RP (Oct. 25, 2017) at 201.

Id. at 200-02.

RP (Oct. 24, 2017 ) at 38, 40.

Id. at 35-39.

The State both raised and undermined Diaz Acosta's self-defense theory during its case in chief, and his testimony did not raise a new matter the State had to rebut. Even if it had, Christianson's limited perspective meant his testimony was needlessly cumulative. Accordingly, the court abused its discretion by admitting Christianson's rebuttal testimony.

When considering if the erroneous admission of evidence prejudiced the defendant, we ask "'whether within reasonable probabilities, had the error not occurred, the outcome of the trial would have been materially affected.'"

State v. Gunderson, 181 Wn.2d 916, 926, 337 P.3d 1090 (2014) (internal quotation marks omitted) (quoting State v. Gresham, 173 Wn.2d 405, 433, 269 P.3d 207 (2012)).

Diaz Acosta points to State v. Lampshire to show he suffered prejudice from the erroneous admission of improper rebuttal testimony alone. But Lampshire does not support his proposition. In that case, "the cumulative effect of the cited errors" prejudiced the defendant "where the result hinged upon the jury's belief of the testimony of the witnesses." In addition to admitting cumulative rebuttal testimony, the trial court allowed improper cross-examination questions and improperly commented on a witness's credibility. All three errors undermined the credibility of defense witnesses.

Appellant's Br. at 17.

Lampshire, 74 Wn.2d at 894.

Id. at 891-94.

Here, Diaz Acosta alleges only one prejudicial error. And he does not explain how otherwise unobjectionable testimony becomes prejudicial in a brief two-day trial because it was presented in rebuttal rather than a few hours earlier during the State's case in chief. Although the prosecutor mentioned Christianson's testimony four times during his closing argument, Christianson significantly undercut his own credibility by admitting he could not hear or directly see Diaz Acosta and Sorenson interact before the punch. Even without self-impeachment, Christianson's testimony was not unduly emphasized or essential for the State's argument:

RP (Oct. 25, 2017) at 222, 226-27, 228.

Id. at 200-02.

[E]very witness, aside from the defendant . . . was there from four distinct vantage points: [Sorenson's friends] behind [Sorenson]; [Christianson] behind the defendant; the bouncer across the street; and the [teenager] elsewhere in the parking lot. Four distinct vantage points, not a single witness indicated that this was anything other than a sucker punch, an assault, not a fight, not a reaction in self-defense, but an assault.

. . . .

As [Christianson] stated, as all the witnesses stated, there is no evidence of self-defense. None. And the defendant's testimony, I submit to you, cannot be found credible in light of all the other witnesses, all of these witnesses who are not connected to one another in any way.


Id.
at 226, 228.

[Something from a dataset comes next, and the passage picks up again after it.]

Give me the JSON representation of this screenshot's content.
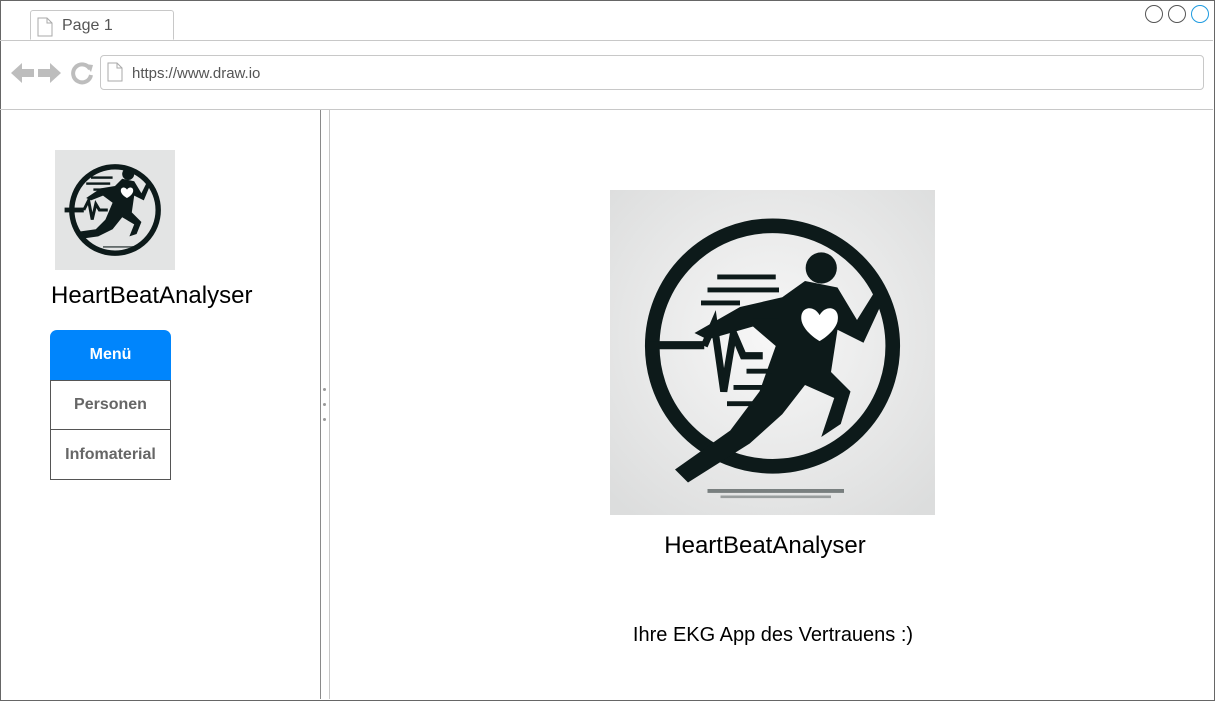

Only Diaz Acosta testified Sorenson pushed him. Four witnesses testified during the State's case in chief that Diaz Acosta punched Sorenson without provocation. Two of those four had no connection to either the aggressor or the victim. Each witness's testimony corroborated the others'. It is improbable the outcome of the trial would have changed without the error. Accordingly, error was harmless.

II. Legal Financial Obligations

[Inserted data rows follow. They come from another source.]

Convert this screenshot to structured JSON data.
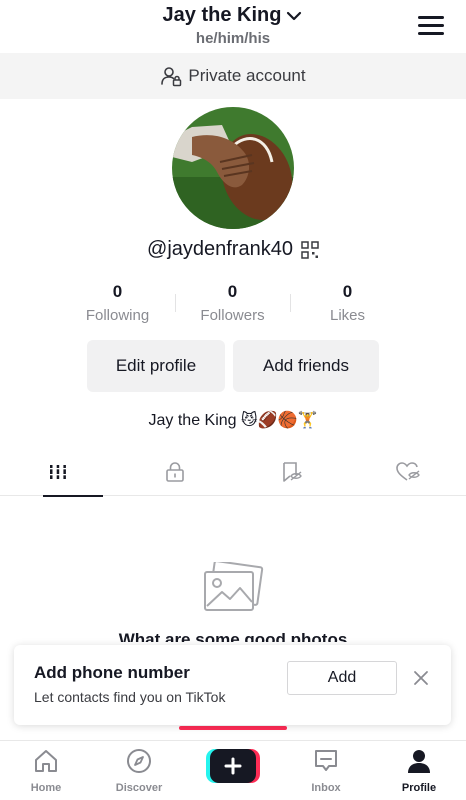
{
  "header": {
    "display_name": "Jay the King",
    "pronouns": "he/him/his"
  },
  "private_bar": {
    "label": "Private account"
  },
  "profile": {
    "username": "@jaydenfrank40",
    "bio": "Jay the King 😼🏈🏀🏋️"
  },
  "stats": [
    {
      "value": "0",
      "label": "Following"
    },
    {
      "value": "0",
      "label": "Followers"
    },
    {
      "value": "0",
      "label": "Likes"
    }
  ],
  "buttons": {
    "edit_profile": "Edit profile",
    "add_friends": "Add friends"
  },
  "tabs": [
    {
      "icon": "grid-icon",
      "active": true
    },
    {
      "icon": "lock-icon",
      "active": false
    },
    {
      "icon": "bookmark-hidden-icon",
      "active": false
    },
    {
      "icon": "heart-hidden-icon",
      "active": false
    }
  ],
  "empty_state": {
    "text": "What are some good photos"
  },
  "phone_card": {
    "title": "Add phone number",
    "subtitle": "Let contacts find you on TikTok",
    "add_label": "Add"
  },
  "bottom_nav": {
    "items": [
      {
        "label": "Home",
        "icon": "home-icon"
      },
      {
        "label": "Discover",
        "icon": "compass-icon"
      },
      {
        "label": "",
        "icon": "plus-icon"
      },
      {
        "label": "Inbox",
        "icon": "inbox-icon"
      },
      {
        "label": "Profile",
        "icon": "person-icon"
      }
    ]
  },
  "colors": {
    "accent_red": "#fe2c55",
    "accent_cyan": "#25f4ee",
    "text_primary": "#161823",
    "text_secondary": "#8a8b91"
  }
}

Diaz Acosta argues the court erred by imposing a $250 jury demand fee and a $200 criminal filing fee without first inquiring about his ability to pay. The State concedes the court erred by imposing the jury demand fee and asks that it be stricken. It does not address the criminal filing fee. But State v. Ramirez states plainly that the criminal filing fee should also be stricken where the fee was imposed prior to the 2018 amendment of RCW 36.18.020(2)(h) and a defendant's appeal was pending after it became effective. This appeal was pending when the law went into effect, and Diaz Acosta is indigent. Under Ramirez, the criminal filing fee must be stricken as well, and the court may strike the fees without a resentencing hearing because it already found Diaz Acosta indigent.

Appellant's Br. at 17, 21.

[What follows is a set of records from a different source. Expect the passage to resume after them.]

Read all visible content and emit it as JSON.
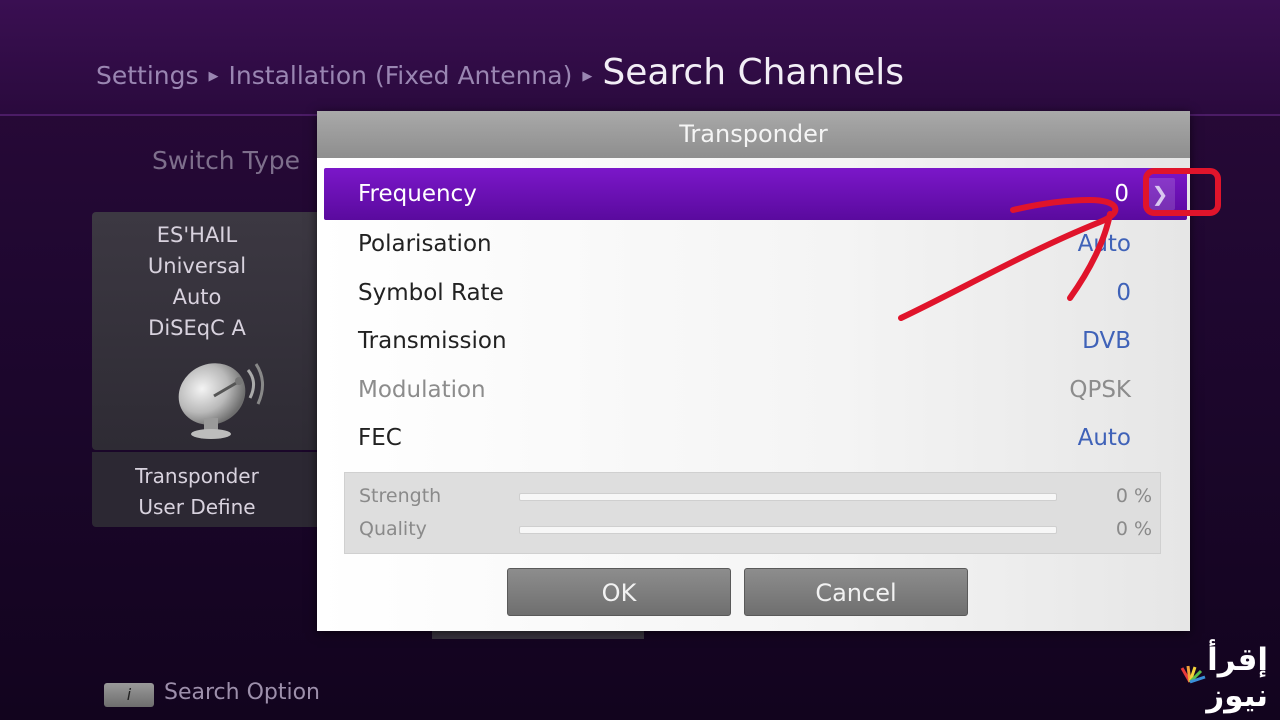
{
  "header": {
    "breadcrumb": [
      "Settings",
      "Installation (Fixed Antenna)"
    ],
    "title": "Search Channels"
  },
  "background": {
    "switch_type_label": "Switch Type",
    "satellite_card": {
      "lines": [
        "ES'HAIL",
        "Universal",
        "Auto",
        "DiSEqC A"
      ],
      "icon": "satellite-dish-icon"
    },
    "transponder_card": {
      "lines": [
        "Transponder",
        "User Define"
      ]
    }
  },
  "dialog": {
    "title": "Transponder",
    "rows": [
      {
        "label": "Frequency",
        "value": "0",
        "selected": true
      },
      {
        "label": "Polarisation",
        "value": "Auto"
      },
      {
        "label": "Symbol Rate",
        "value": "0"
      },
      {
        "label": "Transmission",
        "value": "DVB"
      },
      {
        "label": "Modulation",
        "value": "QPSK",
        "disabled": true
      },
      {
        "label": "FEC",
        "value": "Auto"
      }
    ],
    "arrow_icon": "chevron-right-icon",
    "signal": {
      "strength": {
        "label": "Strength",
        "value": "0 %",
        "level_percent": 0
      },
      "quality": {
        "label": "Quality",
        "value": "0 %",
        "level_percent": 0
      }
    },
    "buttons": {
      "ok": "OK",
      "cancel": "Cancel"
    }
  },
  "footer": {
    "info_key": "i",
    "label": "Search Option"
  },
  "watermark": {
    "text": "إقرأ نيوز"
  },
  "colors": {
    "accent": "#6a10b4",
    "value_blue": "#3f62b8",
    "annotation_red": "#e0142b"
  }
}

Resp't's Br. at 12.

See LAWS OF 2018, ch. 269, § 17.

CP at 69-70.

Therefore, we affirm in part, reverse in part, and remand so the jury demand fee and criminal filing fee may be stricken.

/s/_________ WE CONCUR: /s/_________ /s/_________